“When he was discovered crossing the hill those who had begun a search within were called out and pursuit was made, but when the top of the hill was reached, the Colonel was nowhere to be seen. The swamp was discovered and it was at once concluded that he was there concealed, but as the pursuers were ignorant of its intricacies they could proceed no farther. Dogs were then put upon the track which they followed to the edge of the swamp. Here the pursuit terminated and the Colonel, after remaining concealed the whole day, escaped during the following night to New Jersey.”
For more than a week after that, a constant watch was kept on the house and its inmates, day and night, during which time the members of the family dared to be found even looking toward the swamp. It was nearly a week before they were assured of the Colonel’s safety.
We do not know of the specific annoyances suffered by Mrs. Mersereau, during all that long period in which her husband could only visit his home surreptitiously, but can only conjecture.
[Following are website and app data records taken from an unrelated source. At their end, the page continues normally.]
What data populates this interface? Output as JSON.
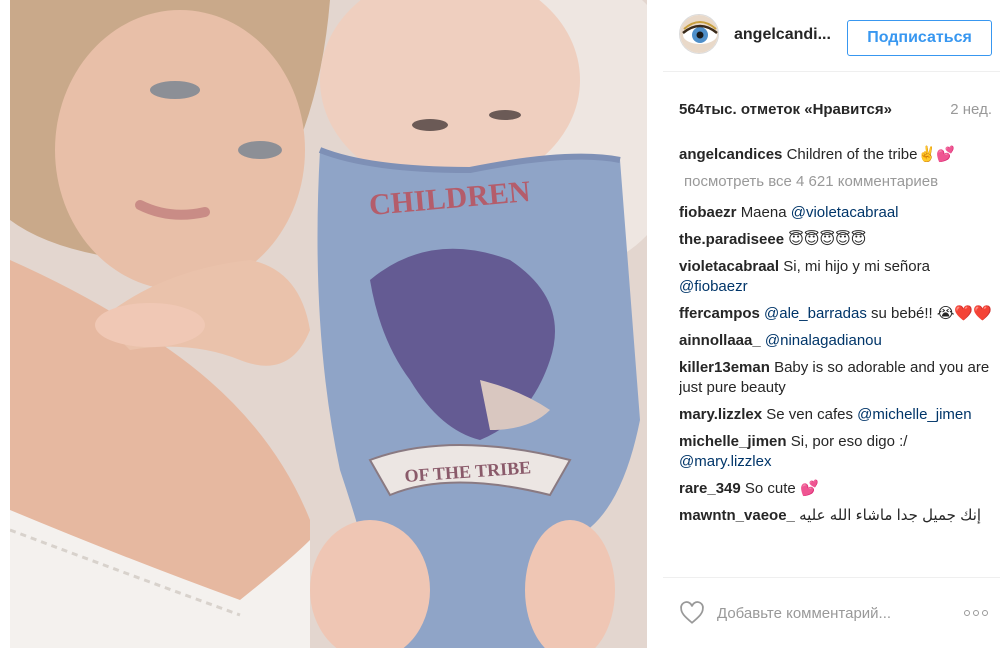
{
  "post": {
    "photo_alt": "",
    "author": "angelcandi...",
    "follow_label": "Подписаться",
    "likes": "564тыс. отметок «Нравится»",
    "time": "2 нед."
  },
  "caption": {
    "user": "angelcandices",
    "text": "Children of the tribe",
    "emoji": "✌️💕"
  },
  "view_all": "посмотреть все 4 621 комментариев",
  "comments": [
    {
      "user": "fiobaezr",
      "text": "Maena ",
      "mention": "@violetacabraal",
      "after": ""
    },
    {
      "user": "the.paradiseee",
      "text": "😇😇😇😇😇",
      "mention": "",
      "after": ""
    },
    {
      "user": "violetacabraal",
      "text": "Si, mi hijo y mi señora ",
      "mention": "@fiobaezr",
      "after": ""
    },
    {
      "user": "ffercampos",
      "text": "",
      "mention": "@ale_barradas",
      "after": " su bebé!! 😭❤️❤️"
    },
    {
      "user": "ainnollaaa_",
      "text": "",
      "mention": "@ninalagadianou",
      "after": ""
    },
    {
      "user": "killer13eman",
      "text": "Baby is so adorable and you are just pure beauty",
      "mention": "",
      "after": ""
    },
    {
      "user": "mary.lizzlex",
      "text": "Se ven cafes ",
      "mention": "@michelle_jimen",
      "after": ""
    },
    {
      "user": "michelle_jimen",
      "text": "Si, por eso digo :/ ",
      "mention": "@mary.lizzlex",
      "after": ""
    },
    {
      "user": "rare_349",
      "text": "So cute 💕",
      "mention": "",
      "after": ""
    },
    {
      "user": "mawntn_vaeoe_",
      "text": "إنك جميل جدا ماشاء الله عليه",
      "mention": "",
      "after": ""
    }
  ],
  "add_comment_placeholder": "Добавьте комментарий...",
  "colors": {
    "accent": "#3897f0",
    "mention": "#003569",
    "muted": "#999999"
  },
  "icons": {
    "like": "heart-icon",
    "more": "more-options-icon",
    "avatar": "eye-avatar"
  }
}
Colonel Mersereau died in 1804, only a few months after the death of his next older brother Joshua. In his will, proved September 18th of that year, he speaks of his wife Charity and his children John, and Mary, wife of Thomas Cubberly; Elizabeth, wife of Daniel De Hart; Sophia, wife of John Crocheron; Jacob, David, and Peter. The oldest son John was by a former wife. All the sons were prominent citizens of Staten Island for many years, and two of them served terms in the Assembly. Of Charity, their mother, all records seem to have been lost and only family traditions remain.
Reference: The Pioneer Mothers of America: A Record of the More Notable Women of the Early Days of the Country, and Particularly of the Colonial and Revolutionary Periods by Harry Clinton Green and Mary Wolcott Green, A.B. Third Volume, Published by G.P. Putnam’s Sons.